Cysts of Zeis & Moll , Papillomas and Sebaceous Cysts
A papilloma is a warty fleshy growth of skin, also known as a skin tag. They can be pink or pigmented. They are benign and not a form of skin cancer.
A cyst of Moll is a begin swelling of the gland of Moll. This is a small gland that sits at the base of an eyelash. It is usually a clear fluid filled cyst.
A cyst of Zeiss is a benign cyst arising from a gland of Zeiss. Glands of Zeiss are found at the base of eyelashes alongside glands of Moll. It is usually filled with a yellow oily fluid.
Sebaceous cysts are benign skin cyst arising from the sebaceous gland of the skin. They can occur anywhere on the body. Sebaceous glands produce oil for the skin hence the yellow colour of the cyst.
The CCG will not routinely fund surgical treatment of these lesions unless they
A chalazion is a small pea sized lump in the eyelid. It is due to blockage and infection in a meibomian gland in the eyelid. These cysts nearly always resolve spontaneously with time, they rarely cause functional loss or discomfort.
The CCG will routinely fund the incision and drainage of this lesion only if it causes significant loss of function and had been managed conservatively with heat, lid cleaning and massage for 3 months.
Infected cysts or cysts which have partially discharged onto the conjunctival surface forming a granuloma need referral for surgical treatment.
Suspected Eye Lid Cancers
It is important not to mistake a benign lesion for a skin cancer. If there is any doubt, please refer to a specialist. In general, a malignant lesion grows more rapidly than a benign one. It may ulcerate or bleed. It may from a crust in the centre. It may be painful. The normal shape of the eyelid may change and eyelashes may be lost.
Where melanomas or squamous cell carcinomas are suspected, patients should be referred to a specialist urgently using the two week wait referral system and treated within 31 days.

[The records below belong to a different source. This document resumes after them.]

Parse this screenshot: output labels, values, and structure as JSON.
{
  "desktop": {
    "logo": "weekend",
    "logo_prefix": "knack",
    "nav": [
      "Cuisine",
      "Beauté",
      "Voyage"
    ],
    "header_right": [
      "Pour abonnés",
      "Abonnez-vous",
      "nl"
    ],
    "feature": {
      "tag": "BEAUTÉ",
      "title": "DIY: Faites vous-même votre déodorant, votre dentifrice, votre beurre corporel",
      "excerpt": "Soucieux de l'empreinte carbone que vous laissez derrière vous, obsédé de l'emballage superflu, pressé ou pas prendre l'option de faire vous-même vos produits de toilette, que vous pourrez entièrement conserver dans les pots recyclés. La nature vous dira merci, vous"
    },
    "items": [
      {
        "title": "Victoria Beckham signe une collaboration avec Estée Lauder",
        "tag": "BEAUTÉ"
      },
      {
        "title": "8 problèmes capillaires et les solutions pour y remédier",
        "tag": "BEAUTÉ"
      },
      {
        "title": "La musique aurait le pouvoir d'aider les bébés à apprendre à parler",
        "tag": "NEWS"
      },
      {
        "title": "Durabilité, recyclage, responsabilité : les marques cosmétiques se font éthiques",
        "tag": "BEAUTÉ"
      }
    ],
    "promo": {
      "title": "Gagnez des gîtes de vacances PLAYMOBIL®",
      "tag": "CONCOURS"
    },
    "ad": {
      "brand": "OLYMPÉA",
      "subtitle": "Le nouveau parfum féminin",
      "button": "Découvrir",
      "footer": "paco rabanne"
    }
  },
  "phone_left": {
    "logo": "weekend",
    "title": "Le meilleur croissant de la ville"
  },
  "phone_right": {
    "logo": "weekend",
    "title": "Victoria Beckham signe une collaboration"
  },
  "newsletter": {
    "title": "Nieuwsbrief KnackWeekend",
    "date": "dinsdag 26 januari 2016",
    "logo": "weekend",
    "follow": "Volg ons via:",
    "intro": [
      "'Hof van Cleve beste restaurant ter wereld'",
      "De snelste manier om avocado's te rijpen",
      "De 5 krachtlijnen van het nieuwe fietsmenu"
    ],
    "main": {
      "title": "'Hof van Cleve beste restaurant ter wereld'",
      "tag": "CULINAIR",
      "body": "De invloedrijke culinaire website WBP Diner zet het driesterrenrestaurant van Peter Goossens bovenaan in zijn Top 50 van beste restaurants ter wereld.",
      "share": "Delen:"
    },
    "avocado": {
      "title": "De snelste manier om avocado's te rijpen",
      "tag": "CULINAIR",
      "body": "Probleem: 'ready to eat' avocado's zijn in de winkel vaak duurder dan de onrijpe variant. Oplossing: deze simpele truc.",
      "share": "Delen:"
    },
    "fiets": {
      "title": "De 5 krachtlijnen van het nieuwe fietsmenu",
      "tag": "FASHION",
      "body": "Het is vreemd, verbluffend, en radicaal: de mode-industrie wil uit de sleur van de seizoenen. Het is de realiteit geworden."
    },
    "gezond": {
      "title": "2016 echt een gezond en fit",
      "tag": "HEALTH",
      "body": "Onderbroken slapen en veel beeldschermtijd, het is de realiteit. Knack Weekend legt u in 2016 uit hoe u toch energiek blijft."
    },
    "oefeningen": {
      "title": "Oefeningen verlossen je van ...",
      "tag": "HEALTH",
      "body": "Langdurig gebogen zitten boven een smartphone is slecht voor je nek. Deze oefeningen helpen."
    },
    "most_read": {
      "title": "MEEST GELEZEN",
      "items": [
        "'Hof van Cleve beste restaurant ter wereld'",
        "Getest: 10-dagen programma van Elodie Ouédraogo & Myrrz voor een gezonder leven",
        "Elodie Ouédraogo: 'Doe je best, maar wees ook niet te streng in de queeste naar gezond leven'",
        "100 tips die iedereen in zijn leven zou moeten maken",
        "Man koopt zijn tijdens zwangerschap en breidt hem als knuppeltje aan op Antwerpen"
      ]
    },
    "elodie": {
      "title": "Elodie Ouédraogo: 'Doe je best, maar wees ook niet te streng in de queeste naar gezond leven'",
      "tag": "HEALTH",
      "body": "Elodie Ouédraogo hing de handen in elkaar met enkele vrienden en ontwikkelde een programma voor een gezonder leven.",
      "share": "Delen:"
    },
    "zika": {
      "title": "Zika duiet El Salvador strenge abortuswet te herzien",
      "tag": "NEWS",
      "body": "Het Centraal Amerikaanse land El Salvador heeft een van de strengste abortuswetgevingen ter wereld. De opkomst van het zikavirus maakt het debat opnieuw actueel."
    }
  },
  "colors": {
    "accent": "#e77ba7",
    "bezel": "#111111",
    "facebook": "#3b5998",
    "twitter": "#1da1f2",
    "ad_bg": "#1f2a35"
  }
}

Where basal cell carcinomas are suspected, patients should be referred urgently and treated within 6 weeks of referral.